══ Task input ══

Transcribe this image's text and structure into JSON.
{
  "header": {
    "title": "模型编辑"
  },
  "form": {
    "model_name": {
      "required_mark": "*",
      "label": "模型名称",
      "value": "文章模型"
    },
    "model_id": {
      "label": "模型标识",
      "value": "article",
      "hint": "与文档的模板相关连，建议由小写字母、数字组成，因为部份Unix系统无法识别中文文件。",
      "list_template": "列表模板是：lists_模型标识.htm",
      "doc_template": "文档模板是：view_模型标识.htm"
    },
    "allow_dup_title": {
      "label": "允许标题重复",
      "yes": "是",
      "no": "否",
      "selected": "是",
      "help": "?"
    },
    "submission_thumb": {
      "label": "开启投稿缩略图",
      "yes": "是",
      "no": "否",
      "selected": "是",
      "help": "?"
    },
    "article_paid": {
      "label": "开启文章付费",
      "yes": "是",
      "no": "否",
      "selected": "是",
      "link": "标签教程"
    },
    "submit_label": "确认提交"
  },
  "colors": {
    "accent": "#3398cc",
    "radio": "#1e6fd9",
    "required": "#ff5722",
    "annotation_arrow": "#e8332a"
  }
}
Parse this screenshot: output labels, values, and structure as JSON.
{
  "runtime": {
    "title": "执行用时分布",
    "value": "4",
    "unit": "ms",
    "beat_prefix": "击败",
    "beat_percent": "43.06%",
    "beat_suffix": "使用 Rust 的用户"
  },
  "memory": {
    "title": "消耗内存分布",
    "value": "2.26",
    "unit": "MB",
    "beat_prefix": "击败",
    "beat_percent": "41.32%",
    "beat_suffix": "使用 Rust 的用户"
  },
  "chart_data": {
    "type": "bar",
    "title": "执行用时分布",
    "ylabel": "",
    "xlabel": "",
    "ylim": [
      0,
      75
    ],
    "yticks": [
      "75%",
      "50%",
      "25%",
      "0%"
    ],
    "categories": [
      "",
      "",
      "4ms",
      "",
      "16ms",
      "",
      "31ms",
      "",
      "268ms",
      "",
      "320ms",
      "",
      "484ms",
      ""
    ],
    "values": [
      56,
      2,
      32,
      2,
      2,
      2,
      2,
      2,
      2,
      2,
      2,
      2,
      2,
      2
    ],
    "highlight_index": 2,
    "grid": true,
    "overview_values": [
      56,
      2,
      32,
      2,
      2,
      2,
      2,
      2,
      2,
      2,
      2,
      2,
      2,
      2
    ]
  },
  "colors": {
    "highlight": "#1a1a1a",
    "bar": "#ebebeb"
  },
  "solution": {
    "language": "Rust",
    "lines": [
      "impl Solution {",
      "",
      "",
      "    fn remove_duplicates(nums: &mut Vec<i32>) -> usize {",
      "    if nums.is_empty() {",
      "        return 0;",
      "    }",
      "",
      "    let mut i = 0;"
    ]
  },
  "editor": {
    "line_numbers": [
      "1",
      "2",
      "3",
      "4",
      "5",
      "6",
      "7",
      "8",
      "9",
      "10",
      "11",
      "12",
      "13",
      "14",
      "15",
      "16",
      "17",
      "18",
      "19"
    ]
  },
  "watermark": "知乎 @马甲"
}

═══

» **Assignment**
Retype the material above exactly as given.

» **Reply to the exercise**
Transcribe this image's text and structure into JSON.
{
  "header": {
    "title": "模型编辑"
  },
  "form": {
    "model_name": {
      "required_mark": "*",
      "label": "模型名称",
      "value": "文章模型"
    },
    "model_id": {
      "label": "模型标识",
      "value": "article",
      "hint": "与文档的模板相关连，建议由小写字母、数字组成，因为部份Unix系统无法识别中文文件。",
      "list_template": "列表模板是：lists_模型标识.htm",
      "doc_template": "文档模板是：view_模型标识.htm"
    },
    "allow_dup_title": {
      "label": "允许标题重复",
      "yes": "是",
      "no": "否",
      "selected": "是",
      "help": "?"
    },
    "submission_thumb": {
      "label": "开启投稿缩略图",
      "yes": "是",
      "no": "否",
      "selected": "是",
      "help": "?"
    },
    "article_paid": {
      "label": "开启文章付费",
      "yes": "是",
      "no": "否",
      "selected": "是",
      "link": "标签教程"
    },
    "submit_label": "确认提交"
  },
  "colors": {
    "accent": "#3398cc",
    "radio": "#1e6fd9",
    "required": "#ff5722",
    "annotation_arrow": "#e8332a"
  }
}
Parse this screenshot: output labels, values, and structure as JSON.
{
  "runtime": {
    "title": "执行用时分布",
    "value": "4",
    "unit": "ms",
    "beat_prefix": "击败",
    "beat_percent": "43.06%",
    "beat_suffix": "使用 Rust 的用户"
  },
  "memory": {
    "title": "消耗内存分布",
    "value": "2.26",
    "unit": "MB",
    "beat_prefix": "击败",
    "beat_percent": "41.32%",
    "beat_suffix": "使用 Rust 的用户"
  },
  "chart_data": {
    "type": "bar",
    "title": "执行用时分布",
    "ylabel": "",
    "xlabel": "",
    "ylim": [
      0,
      75
    ],
    "yticks": [
      "75%",
      "50%",
      "25%",
      "0%"
    ],
    "categories": [
      "",
      "",
      "4ms",
      "",
      "16ms",
      "",
      "31ms",
      "",
      "268ms",
      "",
      "320ms",
      "",
      "484ms",
      ""
    ],
    "values": [
      56,
      2,
      32,
      2,
      2,
      2,
      2,
      2,
      2,
      2,
      2,
      2,
      2,
      2
    ],
    "highlight_index": 2,
    "grid": true,
    "overview_values": [
      56,
      2,
      32,
      2,
      2,
      2,
      2,
      2,
      2,
      2,
      2,
      2,
      2,
      2
    ]
  },
  "colors": {
    "highlight": "#1a1a1a",
    "bar": "#ebebeb"
  },
  "solution": {
    "language": "Rust",
    "lines": [
      "impl Solution {",
      "",
      "",
      "    fn remove_duplicates(nums: &mut Vec<i32>) -> usize {",
      "    if nums.is_empty() {",
      "        return 0;",
      "    }",
      "",
      "    let mut i = 0;"
    ]
  },
  "editor": {
    "line_numbers": [
      "1",
      "2",
      "3",
      "4",
      "5",
      "6",
      "7",
      "8",
      "9",
      "10",
      "11",
      "12",
      "13",
      "14",
      "15",
      "16",
      "17",
      "18",
      "19"
    ]
  },
  "watermark": "知乎 @马甲"
}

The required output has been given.